I'm so excited for you to be here and to talk about a topic that quite honestly, I don't really know a whole lot about. So this is going to be a major learning experience for me as well as a lot of the listeners. So would you be able to share a little bit more on like what you do, who you are and could you break down that like gigantic acronym?
That is EMDR.
Melissa Parks: [00:02:26]
Yes. Yes, absolutely. Well, like you so beautifully said, I am a therapist, a couples therapists, EMDR therapist. I do coaching. I do consultation. I do lots of things, but I treat clients in the state of South Carolina and I am so passionate about that. I came into the field and have been licensed for 17 years, and I still feel just as passionate, if not, even more passionate than I was when I first started, I really am on fire for all this stuff.

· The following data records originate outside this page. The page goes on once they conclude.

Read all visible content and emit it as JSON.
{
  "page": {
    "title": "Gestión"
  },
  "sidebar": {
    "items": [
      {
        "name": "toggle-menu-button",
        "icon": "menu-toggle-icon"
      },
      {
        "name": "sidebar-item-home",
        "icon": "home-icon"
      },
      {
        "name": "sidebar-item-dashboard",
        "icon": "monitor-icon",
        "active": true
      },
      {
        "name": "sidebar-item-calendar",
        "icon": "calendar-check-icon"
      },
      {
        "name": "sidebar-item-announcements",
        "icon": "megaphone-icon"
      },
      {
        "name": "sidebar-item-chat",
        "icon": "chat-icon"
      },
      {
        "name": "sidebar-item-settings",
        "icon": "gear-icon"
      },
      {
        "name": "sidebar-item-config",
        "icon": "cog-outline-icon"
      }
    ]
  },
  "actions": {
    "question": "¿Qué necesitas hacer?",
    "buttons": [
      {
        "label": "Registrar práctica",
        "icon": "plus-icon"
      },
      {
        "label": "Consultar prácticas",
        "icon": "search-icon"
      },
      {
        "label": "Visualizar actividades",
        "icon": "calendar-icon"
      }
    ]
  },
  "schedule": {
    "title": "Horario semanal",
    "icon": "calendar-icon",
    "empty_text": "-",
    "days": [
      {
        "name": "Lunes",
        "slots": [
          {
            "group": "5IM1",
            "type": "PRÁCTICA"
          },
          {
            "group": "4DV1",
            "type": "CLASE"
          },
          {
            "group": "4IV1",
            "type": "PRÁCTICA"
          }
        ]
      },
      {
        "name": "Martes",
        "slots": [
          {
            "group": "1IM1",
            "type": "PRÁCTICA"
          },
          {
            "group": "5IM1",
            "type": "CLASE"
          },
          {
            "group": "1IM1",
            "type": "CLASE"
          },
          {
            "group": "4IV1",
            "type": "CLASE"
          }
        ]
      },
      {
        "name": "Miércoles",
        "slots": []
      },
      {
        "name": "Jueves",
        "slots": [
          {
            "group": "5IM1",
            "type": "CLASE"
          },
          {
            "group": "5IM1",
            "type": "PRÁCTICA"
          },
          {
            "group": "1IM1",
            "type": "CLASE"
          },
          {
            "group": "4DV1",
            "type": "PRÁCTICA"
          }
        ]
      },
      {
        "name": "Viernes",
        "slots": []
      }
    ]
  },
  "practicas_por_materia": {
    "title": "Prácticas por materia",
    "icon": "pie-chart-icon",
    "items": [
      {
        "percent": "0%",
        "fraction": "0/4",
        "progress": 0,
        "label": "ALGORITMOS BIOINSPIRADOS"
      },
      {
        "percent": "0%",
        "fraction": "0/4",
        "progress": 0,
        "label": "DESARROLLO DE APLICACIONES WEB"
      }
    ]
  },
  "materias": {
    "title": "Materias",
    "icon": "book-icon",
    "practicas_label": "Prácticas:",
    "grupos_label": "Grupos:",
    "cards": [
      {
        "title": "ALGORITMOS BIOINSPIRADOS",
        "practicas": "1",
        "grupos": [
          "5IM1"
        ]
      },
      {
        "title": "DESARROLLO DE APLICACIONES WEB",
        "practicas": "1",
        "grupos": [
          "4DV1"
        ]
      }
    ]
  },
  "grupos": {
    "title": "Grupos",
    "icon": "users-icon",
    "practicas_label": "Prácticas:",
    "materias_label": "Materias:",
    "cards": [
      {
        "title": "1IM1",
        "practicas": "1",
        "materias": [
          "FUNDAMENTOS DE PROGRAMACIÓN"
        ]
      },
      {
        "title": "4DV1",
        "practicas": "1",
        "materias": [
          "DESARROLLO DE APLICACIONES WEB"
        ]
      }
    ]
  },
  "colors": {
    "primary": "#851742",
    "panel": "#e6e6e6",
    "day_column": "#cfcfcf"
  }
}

In terms of EMDR trauma-focused stuff, attachment focused stuff. It's just my favorite. It's just one of my favorite things. So I'm excited to be able to talk about this today to maybe help bridge the understanding for folks because you know, it can be kind of, you know, intimidating when you just, the acronym, like you said, is a little intimidating: Eye Movement Desensitization and Reprocessing.
That's a mouthful.
Alyssa Scolari: [00:03:26]
Yes, it is.
Melissa Parks: [00:03:27]
It's like what is Well I'd love to take some time to explain some about it and then. Open up for questions. Definitely. But Eye Movement Desensitization and Reprocessing is an evidence-based treatment model, which just means that it has extensive research and it's been proven .It has proven outcomes and way back when it was only used to treat trauma, but now we know that it can treat trauma, it can treat complex trauma, it can treat a myriad of issues, including distressing symptoms, like chronic depression, anxiety, just a whole host of things. So it's not just trauma.
And it's based on a model that theorizes that our current symptoms are a result of unprocessed memories from our past that are showing up in our present. So for example, the brain may have had an experience from the past and it was unable to integrate all the components of that experience. And so what happens is our amazing nervous system comes up for us to
After hearing Alyssa as a guest on another podcast I was instantly drawn to her message. I quickly downloaded her (this) podcast and have yet to be disappointed. She’s raw, real and honest. As a trauma therapist and also dealing with my own recent CPTSD diagnosis, I’m here for it!
I did not know what to expect when I heard Alyssa was coming out with this podcast. I have learned so much, she is my go to for trauma now for sure! She is engaging while informative! I am all caught up and look forward to more episodes. Keep them coming
This is fantastic!
This podcast is an awesome concept! I know Alyssa is going to help so many trauma survivors!